    Further rotational movement of the control wheel 28 in the same direction beyond the predetermined limit causes further opening of the valve 15 and rotational movement of the arm 29 causing the slats 18-21 to move around the pins 27. The top edges of the slats 18-21 are moved inwardly by the arms 29 causing the slats to rotate clockwise opening large gaps as the planar slats move from a substantially vertical orientation to a substantially horizontal orientation.
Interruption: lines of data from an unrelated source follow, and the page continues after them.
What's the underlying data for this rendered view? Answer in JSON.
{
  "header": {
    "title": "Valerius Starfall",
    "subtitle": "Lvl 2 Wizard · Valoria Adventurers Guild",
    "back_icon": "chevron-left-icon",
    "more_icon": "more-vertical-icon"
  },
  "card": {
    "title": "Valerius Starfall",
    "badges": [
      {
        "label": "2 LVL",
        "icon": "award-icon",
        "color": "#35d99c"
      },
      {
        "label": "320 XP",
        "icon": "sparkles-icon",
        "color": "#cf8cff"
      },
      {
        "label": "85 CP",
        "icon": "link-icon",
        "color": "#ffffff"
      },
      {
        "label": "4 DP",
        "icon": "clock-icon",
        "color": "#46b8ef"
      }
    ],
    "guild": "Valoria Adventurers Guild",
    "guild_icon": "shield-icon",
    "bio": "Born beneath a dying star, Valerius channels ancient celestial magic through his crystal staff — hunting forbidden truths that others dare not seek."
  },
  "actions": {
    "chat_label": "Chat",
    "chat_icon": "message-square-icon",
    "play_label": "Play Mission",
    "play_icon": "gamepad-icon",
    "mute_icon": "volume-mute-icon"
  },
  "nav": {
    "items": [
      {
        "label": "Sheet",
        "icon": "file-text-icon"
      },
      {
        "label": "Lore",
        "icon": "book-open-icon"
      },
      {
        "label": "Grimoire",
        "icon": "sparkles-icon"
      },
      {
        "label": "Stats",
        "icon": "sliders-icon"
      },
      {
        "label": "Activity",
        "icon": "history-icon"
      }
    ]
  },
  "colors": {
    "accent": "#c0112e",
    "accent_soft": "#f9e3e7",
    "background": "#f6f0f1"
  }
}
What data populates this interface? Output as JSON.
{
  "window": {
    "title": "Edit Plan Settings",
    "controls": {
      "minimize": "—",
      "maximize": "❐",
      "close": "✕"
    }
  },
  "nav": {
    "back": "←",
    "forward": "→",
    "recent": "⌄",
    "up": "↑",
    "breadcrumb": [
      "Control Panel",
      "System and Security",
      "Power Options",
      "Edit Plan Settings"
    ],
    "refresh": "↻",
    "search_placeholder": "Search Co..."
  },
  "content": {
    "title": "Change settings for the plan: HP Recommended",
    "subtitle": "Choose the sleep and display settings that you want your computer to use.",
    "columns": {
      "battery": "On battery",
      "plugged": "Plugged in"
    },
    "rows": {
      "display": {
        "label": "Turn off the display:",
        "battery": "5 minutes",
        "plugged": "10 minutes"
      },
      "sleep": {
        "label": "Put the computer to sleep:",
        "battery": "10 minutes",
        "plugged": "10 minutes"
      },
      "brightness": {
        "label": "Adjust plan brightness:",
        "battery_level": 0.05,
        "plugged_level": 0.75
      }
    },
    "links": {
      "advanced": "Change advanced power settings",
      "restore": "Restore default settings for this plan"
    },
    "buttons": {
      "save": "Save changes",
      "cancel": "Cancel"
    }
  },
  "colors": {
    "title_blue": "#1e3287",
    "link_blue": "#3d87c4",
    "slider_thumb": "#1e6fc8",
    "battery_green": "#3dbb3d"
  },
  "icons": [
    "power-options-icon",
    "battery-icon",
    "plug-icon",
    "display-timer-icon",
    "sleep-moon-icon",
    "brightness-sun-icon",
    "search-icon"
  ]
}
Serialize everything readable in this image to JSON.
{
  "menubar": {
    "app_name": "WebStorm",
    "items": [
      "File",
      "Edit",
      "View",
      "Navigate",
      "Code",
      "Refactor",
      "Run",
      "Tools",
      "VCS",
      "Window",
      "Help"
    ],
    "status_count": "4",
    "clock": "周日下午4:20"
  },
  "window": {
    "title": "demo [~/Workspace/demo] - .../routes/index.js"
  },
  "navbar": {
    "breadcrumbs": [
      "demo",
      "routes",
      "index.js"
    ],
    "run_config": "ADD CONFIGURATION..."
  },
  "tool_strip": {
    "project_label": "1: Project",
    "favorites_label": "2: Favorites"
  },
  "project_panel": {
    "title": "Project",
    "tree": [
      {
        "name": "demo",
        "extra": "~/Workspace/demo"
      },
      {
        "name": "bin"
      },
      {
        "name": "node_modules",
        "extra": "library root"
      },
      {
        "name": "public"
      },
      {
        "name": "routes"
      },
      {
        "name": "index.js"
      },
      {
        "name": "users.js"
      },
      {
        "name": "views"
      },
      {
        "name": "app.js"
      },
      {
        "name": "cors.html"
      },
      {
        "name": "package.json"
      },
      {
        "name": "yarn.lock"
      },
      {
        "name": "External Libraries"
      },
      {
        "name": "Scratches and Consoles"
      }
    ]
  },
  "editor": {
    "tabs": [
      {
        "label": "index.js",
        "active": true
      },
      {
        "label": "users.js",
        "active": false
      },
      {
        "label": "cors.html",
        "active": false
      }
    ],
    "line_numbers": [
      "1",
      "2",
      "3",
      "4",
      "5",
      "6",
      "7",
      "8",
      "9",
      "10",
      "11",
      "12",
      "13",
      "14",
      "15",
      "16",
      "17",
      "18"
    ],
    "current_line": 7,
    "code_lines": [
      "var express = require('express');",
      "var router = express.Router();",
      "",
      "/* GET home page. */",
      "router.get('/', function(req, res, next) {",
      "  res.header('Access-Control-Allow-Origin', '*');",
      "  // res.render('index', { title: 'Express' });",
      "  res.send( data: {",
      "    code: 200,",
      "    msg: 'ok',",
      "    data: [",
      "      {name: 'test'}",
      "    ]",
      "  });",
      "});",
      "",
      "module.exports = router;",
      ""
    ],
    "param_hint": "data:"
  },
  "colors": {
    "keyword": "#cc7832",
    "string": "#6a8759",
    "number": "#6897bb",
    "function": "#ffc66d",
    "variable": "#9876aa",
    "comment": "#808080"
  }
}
This is shown in FIGS. 4 and 5. In this condition the air vent 10 is fully open and the vanes 24 may be used to direct the air flow as is required by the passenger or driver of the vehicle.
Patent Citations
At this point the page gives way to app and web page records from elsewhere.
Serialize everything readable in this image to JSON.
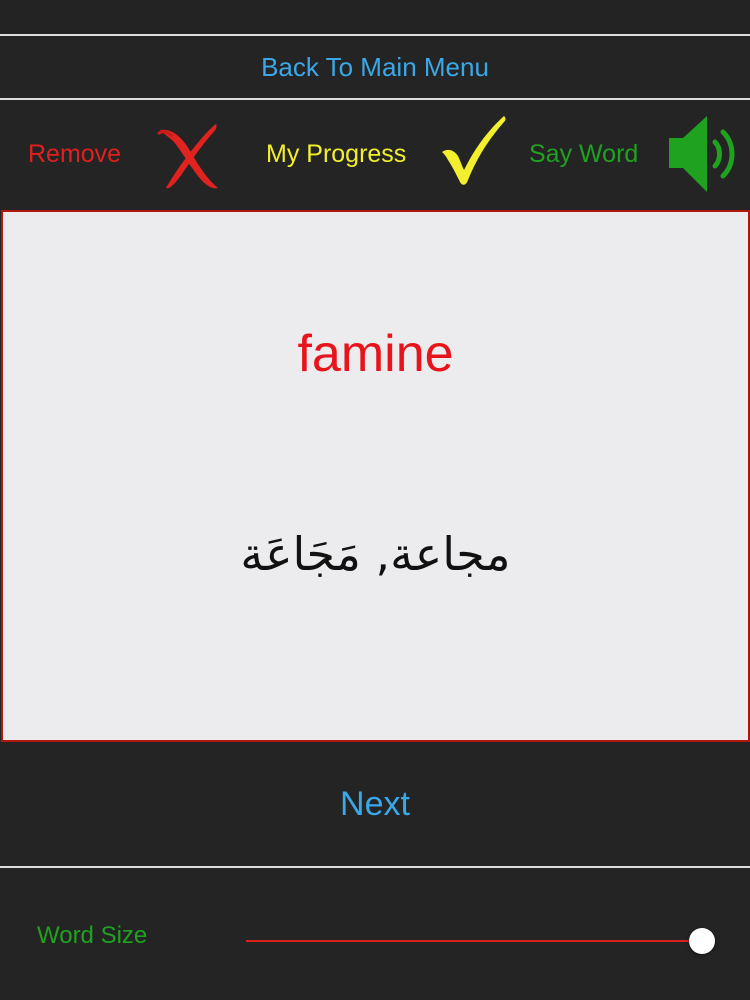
{
  "nav": {
    "back_label": "Back To Main Menu"
  },
  "toolbar": {
    "remove_label": "Remove",
    "progress_label": "My Progress",
    "say_word_label": "Say Word",
    "remove_icon": "red-x-icon",
    "progress_icon": "yellow-check-icon",
    "say_word_icon": "speaker-icon"
  },
  "card": {
    "word": "famine",
    "translation": "مجاعة,  مَجَاعَة"
  },
  "footer": {
    "next_label": "Next",
    "word_size_label": "Word Size",
    "word_size_value": 1.0
  },
  "colors": {
    "background": "#242424",
    "link_blue": "#3aa8e8",
    "remove_red": "#e02020",
    "progress_yellow": "#f2ef2e",
    "say_green": "#1fa21f",
    "card_border": "#b0170f",
    "word_red": "#e8141c"
  }
}
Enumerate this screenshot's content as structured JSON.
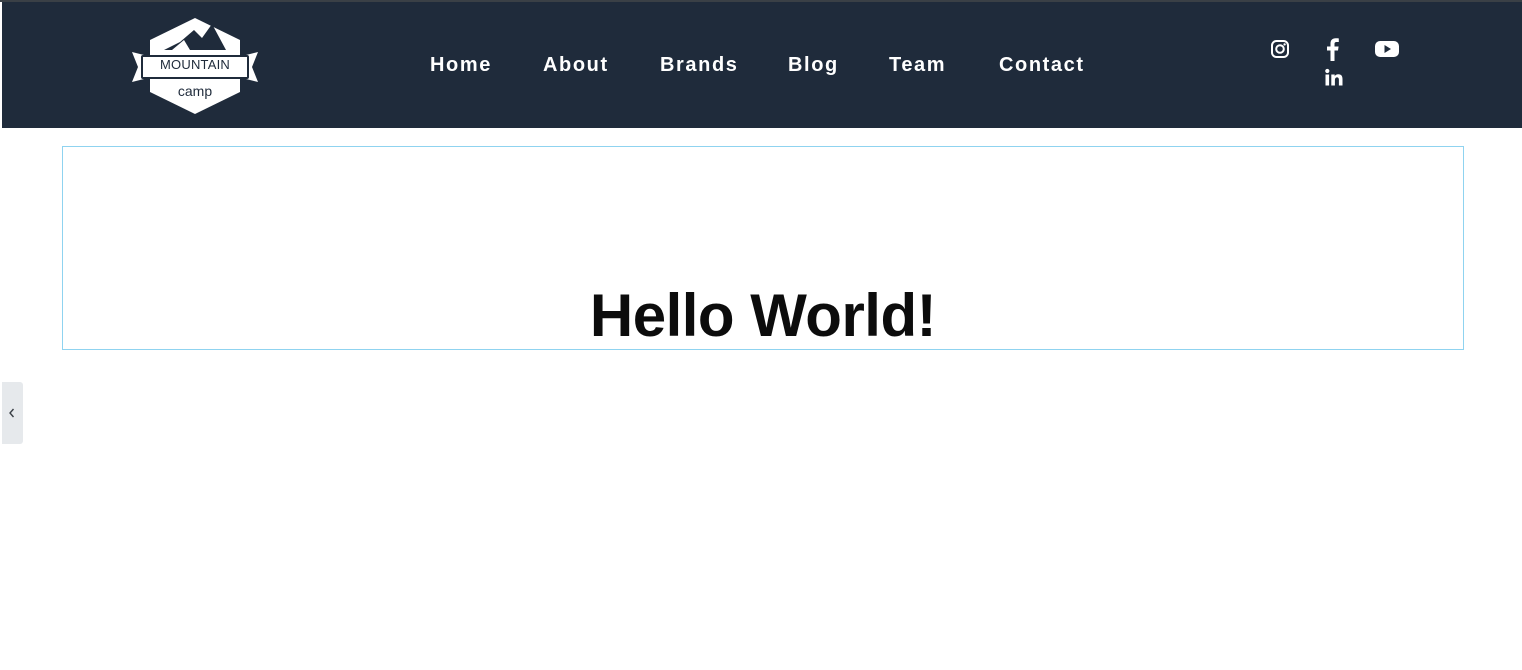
{
  "brand": {
    "logo_text_top": "MOUNTAIN",
    "logo_text_bottom": "camp"
  },
  "nav": {
    "items": [
      {
        "label": "Home"
      },
      {
        "label": "About"
      },
      {
        "label": "Brands"
      },
      {
        "label": "Blog"
      },
      {
        "label": "Team"
      },
      {
        "label": "Contact"
      }
    ]
  },
  "social": {
    "icons": [
      "instagram-icon",
      "facebook-icon",
      "youtube-icon",
      "linkedin-icon"
    ]
  },
  "main": {
    "heading": "Hello World!"
  },
  "panel_toggle": {
    "icon": "chevron-left-icon"
  },
  "colors": {
    "header_bg": "#1f2b3b",
    "header_text": "#ffffff",
    "box_border": "#8fd3f0",
    "heading_text": "#0c0c0c"
  }
}
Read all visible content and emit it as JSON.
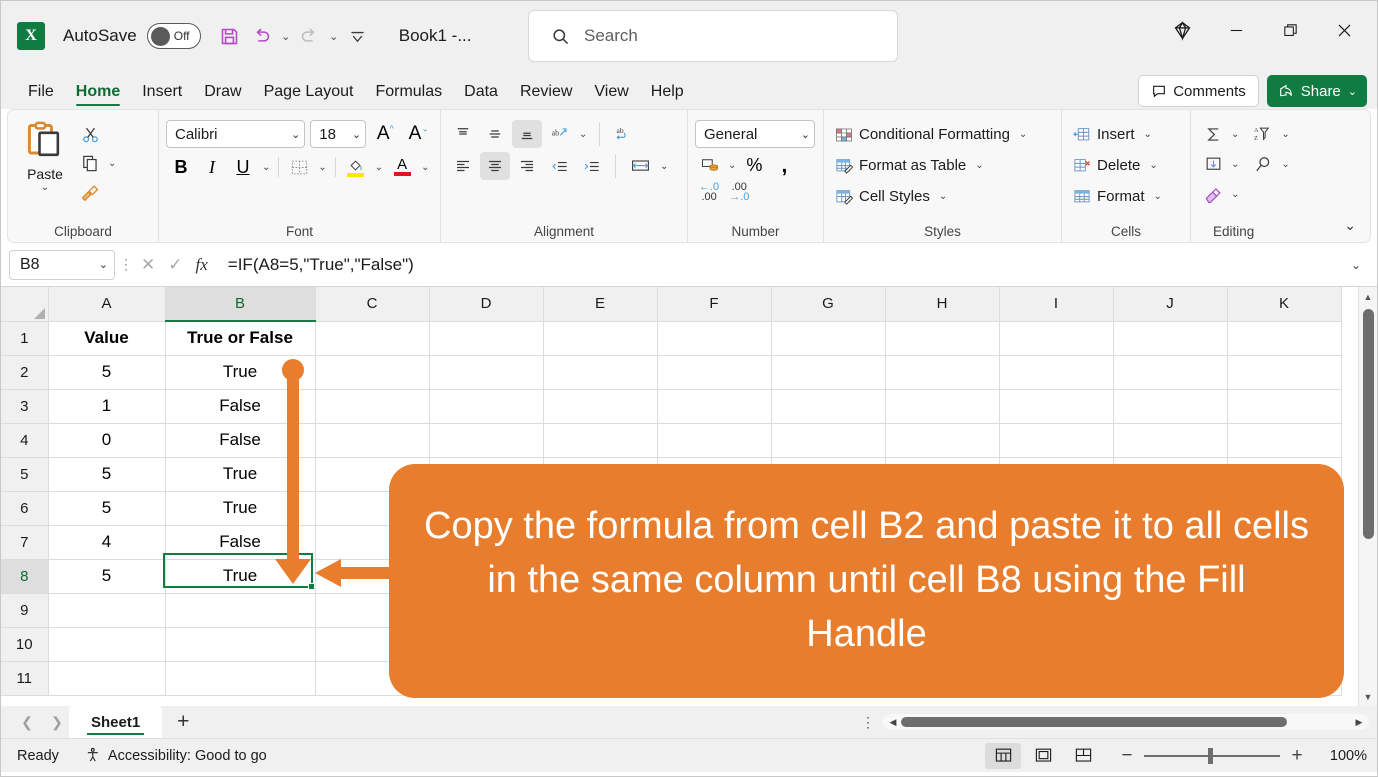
{
  "titlebar": {
    "app_icon": "excel-logo",
    "autosave_label": "AutoSave",
    "autosave_state": "Off",
    "document_title": "Book1  -...",
    "quick_access": [
      "save-icon",
      "undo-icon",
      "redo-icon",
      "customize-qat-icon"
    ],
    "search_placeholder": "Search",
    "copilot_icon": "diamond-icon",
    "minimize": "minimize-icon",
    "restore": "restore-icon",
    "close": "close-icon"
  },
  "ribbon_tabs": {
    "tabs": [
      {
        "label": "File",
        "active": false
      },
      {
        "label": "Home",
        "active": true
      },
      {
        "label": "Insert",
        "active": false
      },
      {
        "label": "Draw",
        "active": false
      },
      {
        "label": "Page Layout",
        "active": false
      },
      {
        "label": "Formulas",
        "active": false
      },
      {
        "label": "Data",
        "active": false
      },
      {
        "label": "Review",
        "active": false
      },
      {
        "label": "View",
        "active": false
      },
      {
        "label": "Help",
        "active": false
      }
    ],
    "comments_label": "Comments",
    "share_label": "Share"
  },
  "ribbon": {
    "groups": [
      {
        "name": "Clipboard",
        "label": "Clipboard"
      },
      {
        "name": "Font",
        "label": "Font"
      },
      {
        "name": "Alignment",
        "label": "Alignment"
      },
      {
        "name": "Number",
        "label": "Number"
      },
      {
        "name": "Styles",
        "label": "Styles"
      },
      {
        "name": "Cells",
        "label": "Cells"
      },
      {
        "name": "Editing",
        "label": "Editing"
      }
    ],
    "clipboard": {
      "paste_label": "Paste"
    },
    "font": {
      "family": "Calibri",
      "size": "18"
    },
    "number": {
      "format": "General"
    },
    "styles": {
      "conditional_formatting": "Conditional Formatting",
      "format_as_table": "Format as Table",
      "cell_styles": "Cell Styles"
    },
    "cells": {
      "insert": "Insert",
      "delete": "Delete",
      "format": "Format"
    },
    "group_labels": {
      "clipboard": "Clipboard",
      "font": "Font",
      "alignment": "Alignment",
      "number": "Number",
      "styles": "Styles",
      "cells": "Cells",
      "editing": "Editing"
    }
  },
  "formula_bar": {
    "name_box": "B8",
    "formula": "=IF(A8=5,\"True\",\"False\")",
    "cancel_icon": "x-icon",
    "enter_icon": "check-icon",
    "fx_icon": "fx-icon"
  },
  "grid": {
    "columns": [
      "A",
      "B",
      "C",
      "D",
      "E",
      "F",
      "G",
      "H",
      "I",
      "J",
      "K"
    ],
    "selected_column": "B",
    "selected_row": "8",
    "selected_cell": "B8",
    "rows": [
      {
        "num": "1",
        "A": "Value",
        "B": "True or False",
        "header": true
      },
      {
        "num": "2",
        "A": "5",
        "B": "True"
      },
      {
        "num": "3",
        "A": "1",
        "B": "False"
      },
      {
        "num": "4",
        "A": "0",
        "B": "False"
      },
      {
        "num": "5",
        "A": "5",
        "B": "True"
      },
      {
        "num": "6",
        "A": "5",
        "B": "True"
      },
      {
        "num": "7",
        "A": "4",
        "B": "False"
      },
      {
        "num": "8",
        "A": "5",
        "B": "True"
      },
      {
        "num": "9",
        "A": "",
        "B": ""
      },
      {
        "num": "10",
        "A": "",
        "B": ""
      },
      {
        "num": "11",
        "A": "",
        "B": ""
      }
    ]
  },
  "annotation": {
    "color": "#e87d2e",
    "callout_text": "Copy the formula from cell B2 and paste it to all cells in the same column until cell B8 using  the Fill Handle"
  },
  "sheet_bar": {
    "prev_icon": "chevron-left-icon",
    "next_icon": "chevron-right-icon",
    "sheets": [
      "Sheet1"
    ],
    "active_sheet": "Sheet1",
    "add_sheet_label": "+"
  },
  "status_bar": {
    "status": "Ready",
    "accessibility": "Accessibility: Good to go",
    "views": [
      {
        "name": "normal-view",
        "active": true
      },
      {
        "name": "page-layout-view",
        "active": false
      },
      {
        "name": "page-break-view",
        "active": false
      }
    ],
    "zoom_out": "−",
    "zoom_in": "+",
    "zoom_level": "100%"
  }
}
Cited PatentFiling datePublication dateApplicantTitle
US5350555 *May 18, 1993Sep 27, 1994Moriroku Kabushiki KaishaProcess for two stage injection molding of air-conditioning blow-out port device
US6780098 *Feb 6, 2003Aug 24, 2004Nifco Inc.Regulator for air outlet
US20030050001 *Sep 9, 2002Mar 13, 2003Kenichi KamioVentilator
Referenced by
Citing PatentFiling datePublication dateApplicantTitle
US7238103 *Apr 5, 2005Jul 3, 2007Toyoda Gosei Co., Ltd.Register
US7470177 *Sep 29, 2006Dec 30, 2008Visteon Global Technologies, Inc.Device for control of air flow rates to the instrument panel air outlets of a vehicle heating or air conditioning unit
US7791912May 2, 2008Sep 7, 2010Advanced Energy Industries, Inc.Protection method, system and apparatus for a power converter
US8391025Dec 26, 2009Mar 5, 2013Advanced Energy Industries, Inc.Preemptive protection for a power convertor
US8662970 *May 25, 2010Mar 4, 2014Toyoda Gosei Co., Ltd.Air conditioning register
US9042121Feb 4, 2013May 26, 2015Advanced Energy Industries, Inc.Power converter with preemptive protection
US9073408 *Jan 9, 2012Jul 7, 2015Ford Global Technologies, LlcRegister vane air deflector and method
US20050245189 *Apr 5, 2005Nov 3, 2005Toyoda Gosei Co., Ltd.Register
US20060057951 *Aug 3, 2005Mar 16, 2006Hyundai Mobis Co., Ltd.Noise prevention structure of a vehicle air duct
US20070077878 *Sep 29, 2006Apr 5, 2007Christoph CapellmannDevice for control of air flow rates to the instrument panel air outlets of a vehicle heating or air conditioning unit
US20090273954 *Nov 5, 2009Walde Hendrik VProtection Method, System and Apparatus for a Power Converter
US20100149843 *Dec 26, 2009Jun 17, 2010Hendrik WaldePreemptive protection for a power convertor
US20100304655 *May 25, 2010Dec 2, 2010Toyoda Gosei Co., Ltd.Air conditioning register
US20130178141 *Jan 9, 2012Jul 11, 2013Ford Global Technologies, LlcRegister Vane Air Deflector and Method
US20140273784 *Mar 13, 2013Sep 18, 2014Ford Global Technologies, LlcAir extractor to reduce closing effort
Classifications
U.S. Classification454/155
International ClassificationB60H1/34
Cooperative ClassificationB60H1/3421, B60H2001/3478
European ClassificationB60H1/34C1
Legal Events
DateCodeEventDescription
Jul 26, 2004ASAssignment
Owner name: FORD GLOBAL TECHNOLOGIES, LLC, MICHIGAN
Free format text: ASSIGNMENT OF ASSIGNORS INTEREST;ASSIGNOR:FORD MOTOR COMPANY;REEL/FRAME:015602/0510
Effective date: 20040706
Owner name: FORD MOTOR COMPANY, MICHIGAN
Free format text: ASSIGNMENT OF ASSIGNORS INTEREST;ASSIGNOR:KARADIA, NARENDA;REEL/FRAME:015602/0528
Effective date: 20040303
Sep 22, 2009FPAYFee payment
Year of fee payment: 4
Nov 29, 2013REMIMaintenance fee reminder mailed
Apr 18, 2014LAPSLapse for failure to pay maintenance fees
Jun 10, 2014FPExpired due to failure to pay maintenance fee
Effective date: 20140418